There’s this scene in Martin Scorsese’s 2005 documentary on Bob Dylan No Direction Home in which singer-songwriter Bob Neuwirth is describing the standard ’60s hipsters used to rate a new artist. The question they asked wasn’t who produced the single or was that song in Girls last week. It was: “Does he have something to say?” I’m not going to be all get-off-my-lawn about this — I roll my eyes at those nostalgia junkies who think everything was fundamentally better before we were all born. But I do find it interesting how completely the paradigm has shifted from a youth culture that demands its artists be politically and culturally outspoken to one that discourages it.
No question, artists are still activists everywhere but on record, playing benefit shows, donating songs to charity CDs, and, during presidential election season, stumping for their candidate of choice. But when was the last time you heard a genuinely outraged, politically opinionated popular song? For the most part, that’s a good thing. Deliberately politicized music can easily feel condescending or at least naïve. But just as we’ve come to see “intellectual” and “elite” as put downs, reflective of an inherent holier-than-thou smugness, there’s now this sense that writing straight-up protest songs is tacky, reflective of an inflated sense of self and how much your opinions matter.
Omaha bred punk rockers Desaparacidos — and their ringleader, Conor Oberst — are an exception to all that. Formed in the early 2000s they put out their first and only record Read Music, Speak Spanish the winter after 9/11. It wasn’t great timing for an album that condemned drone strikes (“The Happiest Place on Earth”) and presciently warned of the deceptive joy of low-interest home ownership (“Hole in One”). They toured for a bit, disbanded, and moved on to other projects. But in 2010 the guys found themselves back at band practice in a basement in Omaha.
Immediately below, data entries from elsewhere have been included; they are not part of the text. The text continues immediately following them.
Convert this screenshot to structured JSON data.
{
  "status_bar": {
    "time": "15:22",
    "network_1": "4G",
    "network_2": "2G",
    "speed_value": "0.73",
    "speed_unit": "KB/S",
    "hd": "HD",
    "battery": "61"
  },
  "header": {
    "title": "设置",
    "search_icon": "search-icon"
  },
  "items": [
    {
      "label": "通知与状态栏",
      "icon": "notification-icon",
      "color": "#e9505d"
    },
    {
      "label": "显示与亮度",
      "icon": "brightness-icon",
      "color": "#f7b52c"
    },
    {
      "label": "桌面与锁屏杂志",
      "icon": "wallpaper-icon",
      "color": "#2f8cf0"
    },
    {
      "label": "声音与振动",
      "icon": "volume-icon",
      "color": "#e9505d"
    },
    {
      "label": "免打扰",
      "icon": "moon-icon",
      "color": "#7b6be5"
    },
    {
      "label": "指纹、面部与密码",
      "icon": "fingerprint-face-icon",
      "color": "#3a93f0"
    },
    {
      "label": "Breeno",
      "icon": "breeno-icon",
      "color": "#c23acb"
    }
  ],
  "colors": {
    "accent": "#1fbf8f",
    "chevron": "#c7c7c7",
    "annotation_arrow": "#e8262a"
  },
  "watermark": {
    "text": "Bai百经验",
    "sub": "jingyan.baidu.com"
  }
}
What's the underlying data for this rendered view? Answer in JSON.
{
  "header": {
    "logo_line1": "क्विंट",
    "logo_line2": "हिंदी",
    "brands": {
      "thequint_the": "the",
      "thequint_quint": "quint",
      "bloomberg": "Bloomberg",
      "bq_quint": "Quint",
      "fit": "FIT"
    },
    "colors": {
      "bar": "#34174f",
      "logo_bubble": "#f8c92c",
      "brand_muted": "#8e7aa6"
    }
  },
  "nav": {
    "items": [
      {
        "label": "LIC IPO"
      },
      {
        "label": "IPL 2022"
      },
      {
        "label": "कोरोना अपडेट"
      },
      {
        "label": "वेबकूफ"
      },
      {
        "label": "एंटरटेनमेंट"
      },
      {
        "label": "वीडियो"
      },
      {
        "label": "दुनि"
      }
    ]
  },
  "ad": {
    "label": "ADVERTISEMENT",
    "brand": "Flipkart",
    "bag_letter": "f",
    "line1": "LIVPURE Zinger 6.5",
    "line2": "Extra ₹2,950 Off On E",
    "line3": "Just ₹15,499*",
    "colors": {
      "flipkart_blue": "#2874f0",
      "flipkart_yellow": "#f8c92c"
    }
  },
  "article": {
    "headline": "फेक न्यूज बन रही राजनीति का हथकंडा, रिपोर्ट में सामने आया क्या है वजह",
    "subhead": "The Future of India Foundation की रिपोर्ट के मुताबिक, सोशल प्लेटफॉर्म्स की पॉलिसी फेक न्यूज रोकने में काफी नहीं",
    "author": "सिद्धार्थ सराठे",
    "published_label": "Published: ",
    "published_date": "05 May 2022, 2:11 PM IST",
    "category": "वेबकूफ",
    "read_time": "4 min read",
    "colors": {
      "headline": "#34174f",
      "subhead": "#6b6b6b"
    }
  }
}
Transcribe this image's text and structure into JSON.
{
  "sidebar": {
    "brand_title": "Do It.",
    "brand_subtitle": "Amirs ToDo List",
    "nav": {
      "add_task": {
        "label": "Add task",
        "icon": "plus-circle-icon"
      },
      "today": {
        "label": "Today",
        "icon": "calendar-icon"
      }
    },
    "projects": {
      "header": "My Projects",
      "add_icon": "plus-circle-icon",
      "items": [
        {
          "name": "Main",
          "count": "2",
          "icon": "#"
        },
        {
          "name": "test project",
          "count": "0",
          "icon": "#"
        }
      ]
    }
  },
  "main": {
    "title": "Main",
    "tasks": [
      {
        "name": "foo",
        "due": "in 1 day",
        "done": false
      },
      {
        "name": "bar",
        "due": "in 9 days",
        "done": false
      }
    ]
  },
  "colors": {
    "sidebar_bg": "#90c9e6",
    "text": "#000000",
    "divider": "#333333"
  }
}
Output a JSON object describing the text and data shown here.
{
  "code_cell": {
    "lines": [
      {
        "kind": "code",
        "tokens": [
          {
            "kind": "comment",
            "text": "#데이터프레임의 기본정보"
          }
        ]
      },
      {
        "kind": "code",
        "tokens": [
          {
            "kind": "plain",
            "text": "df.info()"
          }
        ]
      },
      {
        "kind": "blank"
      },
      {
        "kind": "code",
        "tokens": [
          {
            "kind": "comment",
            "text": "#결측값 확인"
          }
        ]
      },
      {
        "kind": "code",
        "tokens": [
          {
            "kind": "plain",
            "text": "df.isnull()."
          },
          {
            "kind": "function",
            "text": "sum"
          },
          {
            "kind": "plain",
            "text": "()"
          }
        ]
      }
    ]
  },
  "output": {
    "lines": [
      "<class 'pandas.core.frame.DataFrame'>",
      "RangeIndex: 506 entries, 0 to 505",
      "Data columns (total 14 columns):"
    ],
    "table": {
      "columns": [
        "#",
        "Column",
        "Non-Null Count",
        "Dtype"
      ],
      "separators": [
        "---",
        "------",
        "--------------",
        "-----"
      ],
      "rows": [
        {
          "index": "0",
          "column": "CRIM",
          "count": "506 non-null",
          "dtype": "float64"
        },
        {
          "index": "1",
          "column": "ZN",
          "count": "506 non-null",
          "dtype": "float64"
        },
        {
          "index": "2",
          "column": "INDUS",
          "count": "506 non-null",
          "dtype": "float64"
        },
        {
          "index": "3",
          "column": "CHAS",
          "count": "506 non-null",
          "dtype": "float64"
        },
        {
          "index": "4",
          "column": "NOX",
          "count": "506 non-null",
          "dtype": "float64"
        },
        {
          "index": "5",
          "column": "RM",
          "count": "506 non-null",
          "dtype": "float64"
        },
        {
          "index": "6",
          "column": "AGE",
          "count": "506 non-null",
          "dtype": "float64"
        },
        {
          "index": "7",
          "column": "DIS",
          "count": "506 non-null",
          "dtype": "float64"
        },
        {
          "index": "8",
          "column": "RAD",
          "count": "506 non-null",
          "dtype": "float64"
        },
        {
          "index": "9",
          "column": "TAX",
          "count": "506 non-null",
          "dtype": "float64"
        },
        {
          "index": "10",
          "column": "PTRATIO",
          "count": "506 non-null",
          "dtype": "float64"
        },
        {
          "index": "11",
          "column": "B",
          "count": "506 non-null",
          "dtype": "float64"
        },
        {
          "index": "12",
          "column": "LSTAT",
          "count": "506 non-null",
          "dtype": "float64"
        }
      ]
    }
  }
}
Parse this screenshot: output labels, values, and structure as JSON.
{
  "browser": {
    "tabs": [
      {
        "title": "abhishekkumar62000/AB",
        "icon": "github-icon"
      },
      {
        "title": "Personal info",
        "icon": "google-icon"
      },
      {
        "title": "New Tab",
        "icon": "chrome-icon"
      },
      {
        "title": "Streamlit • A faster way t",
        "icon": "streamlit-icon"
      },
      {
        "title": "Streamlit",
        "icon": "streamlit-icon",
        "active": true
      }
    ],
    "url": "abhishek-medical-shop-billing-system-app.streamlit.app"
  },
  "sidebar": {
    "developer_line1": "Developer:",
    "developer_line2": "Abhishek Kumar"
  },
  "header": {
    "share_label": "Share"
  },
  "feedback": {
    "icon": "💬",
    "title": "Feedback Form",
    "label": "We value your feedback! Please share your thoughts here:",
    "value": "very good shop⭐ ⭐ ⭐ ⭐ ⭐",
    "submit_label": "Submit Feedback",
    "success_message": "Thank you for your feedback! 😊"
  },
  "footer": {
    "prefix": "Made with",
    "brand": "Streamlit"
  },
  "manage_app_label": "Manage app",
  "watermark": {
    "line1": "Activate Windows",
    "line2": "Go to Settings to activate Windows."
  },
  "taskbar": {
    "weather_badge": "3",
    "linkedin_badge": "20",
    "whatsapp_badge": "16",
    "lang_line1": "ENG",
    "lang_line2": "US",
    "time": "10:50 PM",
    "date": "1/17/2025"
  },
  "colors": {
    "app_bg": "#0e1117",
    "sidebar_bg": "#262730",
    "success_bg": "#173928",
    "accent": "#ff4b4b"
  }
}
They played a show and “it felt so natural and more fun than it ever did,” recalled guitarist Denver Dalley. “So that really pushed us to actually be a band again.”
It turns out that in the near decade they’ve been silent, kids who would have been in middle school when the towers fell were stumbling upon this lone record by this mysteriously named band and connecting to its anti-corporate message and sense of generational isolation. At a recent show at Webster Hall in New York, the crowd was filled with tightly wound, expectant dudes, the kind of faces you’d think you’d have seen at a Minor Threat show in 1982. “It’s truly inspiring when people tell us that they knew nothing of certain issues until they saw us play or started listening to us,” Dalley says. “It’s an honor to think that we inspired someone to research or even start a conversation.”
Considering the fact that our government has (once again) been brought to a standstill by fractious bickering I wouldn’t have tolerated from the seven-year-old boys I used to teach second grade to, it would be easy to yammer on about how timely Desaparecidos return is. And that is what I was thinking during most of the show, as Oberst screamed lines like, “Opportunity, no it don’t exist/ It’s the opiate of the populace/We need some harder shit now.” But after an ecstatically sweaty set, the band came back for an encore (“Spanish Bombs,” by the Clash) after which Oberst hurled himself into the crowd. “The most important thing is playing together to have fun,” Dalley told me later. “To do this because we want to, not because we are expected to.” As Oberst’s body was passed along the bed of outstretched arms it occurred to me that every rock show, every moment of defiant, aggressive joy, is an act of protest against an increasingly corporatized, monetized, and anesthetized world. Still, it’s good to have them back.